My Lords, I share the noble Baroness’s passion for children’s TV, including that on the BBC—“Teletubbies” was a totemic part of my life. I assure her that we will be looking at these issues both during the Ofcom review and during the review of the BBC charter.

My Lords, I draw the attention of the House to the fact that I am a diversity executive at Channel 4. As such, I am well acquainted with some of the possible perils of government decisions in these areas. But on S4C funding, is not the anxiety well placed? Last time, the Government took decisions behind entirely closed doors and locked out not just the Welsh broadcaster but the Welsh people. Can the Minister assure us categorically that that will not happen again?

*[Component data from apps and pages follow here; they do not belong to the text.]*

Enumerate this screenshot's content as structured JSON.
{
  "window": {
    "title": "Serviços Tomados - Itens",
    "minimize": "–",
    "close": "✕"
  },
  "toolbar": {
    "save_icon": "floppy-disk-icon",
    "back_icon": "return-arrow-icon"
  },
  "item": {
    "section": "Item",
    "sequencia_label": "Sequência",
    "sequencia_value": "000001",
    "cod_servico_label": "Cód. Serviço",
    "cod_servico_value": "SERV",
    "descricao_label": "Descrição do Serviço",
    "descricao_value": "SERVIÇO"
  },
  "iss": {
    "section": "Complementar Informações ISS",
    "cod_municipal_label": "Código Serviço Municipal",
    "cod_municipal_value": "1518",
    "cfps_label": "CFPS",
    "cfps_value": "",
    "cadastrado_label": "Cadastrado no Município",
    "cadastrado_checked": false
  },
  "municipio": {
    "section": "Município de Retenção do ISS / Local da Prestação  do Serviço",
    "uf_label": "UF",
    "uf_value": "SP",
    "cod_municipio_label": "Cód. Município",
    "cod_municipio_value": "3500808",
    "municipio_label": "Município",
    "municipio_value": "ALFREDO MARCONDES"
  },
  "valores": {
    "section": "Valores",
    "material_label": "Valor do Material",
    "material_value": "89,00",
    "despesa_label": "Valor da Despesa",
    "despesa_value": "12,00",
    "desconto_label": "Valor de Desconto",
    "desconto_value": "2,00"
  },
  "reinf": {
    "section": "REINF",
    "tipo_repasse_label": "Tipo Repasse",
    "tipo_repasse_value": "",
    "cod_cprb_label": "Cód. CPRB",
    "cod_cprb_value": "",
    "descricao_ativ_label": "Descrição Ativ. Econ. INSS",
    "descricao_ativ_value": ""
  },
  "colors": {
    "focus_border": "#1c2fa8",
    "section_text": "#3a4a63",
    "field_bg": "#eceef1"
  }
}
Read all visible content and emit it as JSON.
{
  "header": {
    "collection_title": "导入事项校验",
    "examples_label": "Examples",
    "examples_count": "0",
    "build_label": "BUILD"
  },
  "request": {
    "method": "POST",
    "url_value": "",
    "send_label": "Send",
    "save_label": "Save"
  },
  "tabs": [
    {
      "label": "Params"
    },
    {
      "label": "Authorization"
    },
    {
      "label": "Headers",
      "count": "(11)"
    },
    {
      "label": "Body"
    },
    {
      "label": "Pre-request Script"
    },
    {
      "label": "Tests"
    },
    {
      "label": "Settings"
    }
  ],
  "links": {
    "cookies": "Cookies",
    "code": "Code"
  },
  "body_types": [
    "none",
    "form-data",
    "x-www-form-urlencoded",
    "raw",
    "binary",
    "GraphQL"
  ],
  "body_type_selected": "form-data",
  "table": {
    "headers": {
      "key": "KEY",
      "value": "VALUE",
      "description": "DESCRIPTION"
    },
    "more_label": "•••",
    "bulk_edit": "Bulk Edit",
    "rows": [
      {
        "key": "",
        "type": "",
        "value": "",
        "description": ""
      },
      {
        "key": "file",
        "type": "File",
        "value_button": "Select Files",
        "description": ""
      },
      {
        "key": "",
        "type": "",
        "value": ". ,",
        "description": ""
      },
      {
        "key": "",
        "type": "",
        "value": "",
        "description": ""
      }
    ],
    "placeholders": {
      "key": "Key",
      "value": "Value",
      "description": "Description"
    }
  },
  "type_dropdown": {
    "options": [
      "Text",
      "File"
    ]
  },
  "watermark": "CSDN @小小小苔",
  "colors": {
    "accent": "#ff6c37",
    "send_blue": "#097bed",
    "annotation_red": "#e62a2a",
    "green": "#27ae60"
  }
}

My Lords, as I have made clear, we are committed to a full and proper consultation. I actually think that S4C is fortunate in having funding from both the Exchequer, of £7 million per year, and the licence fee, of £75 million. The Government will certainly consider positively the funding for minority language broadcasting as part of the charter review.

My Lords, in common with the rest of the nation, I am counting down the days to the publication of Ofcom’s next review of public service broadcasting. Inevitably, the emphasis in a year of charter review is going to be on the BBC, but there is a whole wealth of what I would call heritage regulation in the private sector of broadcasting, in which I include Channel 4, that needs seriously looking at. That would release a lot of money for investment in British programming, not just at Channel 4 but at ITV and in the rest of the commercial sector, which is so overregulated, owing more to its past as a monopoly advertising broadcaster. It is time that we looked at the private sector just as much.

My noble friend makes a good and interesting point and I look forward to hearing the detail of his ideas in the coming weeks and months.

Does my noble friend agree that, now that the World Service is financed by the BBC, it is in a much more secure position than when it was in the home of the Foreign Office?

My Lords, I cannot but agree with my noble friend. I was pleased to see that the audience figures actually increased by 10% to 210 million worldwide in 2015—an awesome bit of public diplomacy, in my opinion.